Denise’s parents are now talking about her tragic death, trying to raise awareness that some non-food items might include allergens.  The family says the girl’s dentist had recommended a new professional-use toothpaste, but unfortunately the toothpaste had a milk protein, and that’s what killed her.

There’s no denying the appeal of Denise Saldate. On her YouTube channel, she’s upbeat and charismatic. Her mother, Monique Altamirano, told FOX 11, “Denise was a ball of sunshine and would brighten up anybody’s day.” 

Her father, Jose Saldate, added, “I know if I was having a bad day at work, she would know how to make me laugh.” 

Earlier this week, Dr. David Michalik was on Good Day LA in Los Angeles and talked about this rare fatal allergy:

Her parents said Denise was always happy, even though her life wasn’t always typical. She had severe food allergies since birth, so her parents had to check food labels carefully. Even still, there would be some times that the food she ate would trigger an allergic reaction. 

“She’d break out in hives. It was always the Benadryl or Hydroxyzine first, but if that didn’t work, give her the Epi, and if that doesn’t work, we’d take her to the emergency room,” Monique said. “In this case, everything happened so fast, it was Epi and 9-1-1 immediately.”

Beyond the grief, what has happened has put her parents on a mission to get better labeling on non-food items. Her mother says, “Our main concern was food. Toothpaste was never ever a threat to Denise, so what we’ve learned now is that it’s not mandated for non-food items to note allergens on their products.” 

Denise’s family knows that the best part of her lives on. She was an organ donor, and her heart was placed with a 9-year-old child, and her parents are happy to know that her heart is beating still.   The family also discovered how supportive strangers could be. They closed their GoFundMe campaign when they more than doubled their funding goal.

The packaging on the toothpaste did indicate there was a milk-derived ingredient, but Monique says it was quite tiny. The company has offered sympathy to the family and released this statement: 

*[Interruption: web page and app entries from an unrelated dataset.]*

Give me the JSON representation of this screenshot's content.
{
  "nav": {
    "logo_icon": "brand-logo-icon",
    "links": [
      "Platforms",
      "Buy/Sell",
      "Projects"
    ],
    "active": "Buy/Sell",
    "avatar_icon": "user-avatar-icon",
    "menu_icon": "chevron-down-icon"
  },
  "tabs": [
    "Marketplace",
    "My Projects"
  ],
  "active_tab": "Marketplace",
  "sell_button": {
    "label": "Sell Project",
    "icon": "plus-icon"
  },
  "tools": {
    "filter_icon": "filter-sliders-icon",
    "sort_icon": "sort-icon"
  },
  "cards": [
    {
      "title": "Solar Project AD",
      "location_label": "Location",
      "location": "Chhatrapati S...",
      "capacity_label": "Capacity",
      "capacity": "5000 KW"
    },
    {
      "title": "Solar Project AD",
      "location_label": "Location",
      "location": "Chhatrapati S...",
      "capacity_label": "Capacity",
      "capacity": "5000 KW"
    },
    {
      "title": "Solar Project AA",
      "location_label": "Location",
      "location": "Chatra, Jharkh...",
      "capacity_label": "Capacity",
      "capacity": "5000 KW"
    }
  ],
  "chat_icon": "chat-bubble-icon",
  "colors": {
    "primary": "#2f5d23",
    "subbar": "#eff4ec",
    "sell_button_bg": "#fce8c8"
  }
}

“We are aware of a story on social media and various press sites regarding MI Paste® ONE. Our heartfelt sympathies go out to the family for their devastating loss. GC America takes product labeling and product safety very seriously and our MI Paste® products have had an exceptional safety profile in North America since sales began in 2004. MI Paste® ONE packaging and tube specifically warn, on all four sides and on both the front and back of the tube, that it contains milk protein. We are continuing to look into this matter.”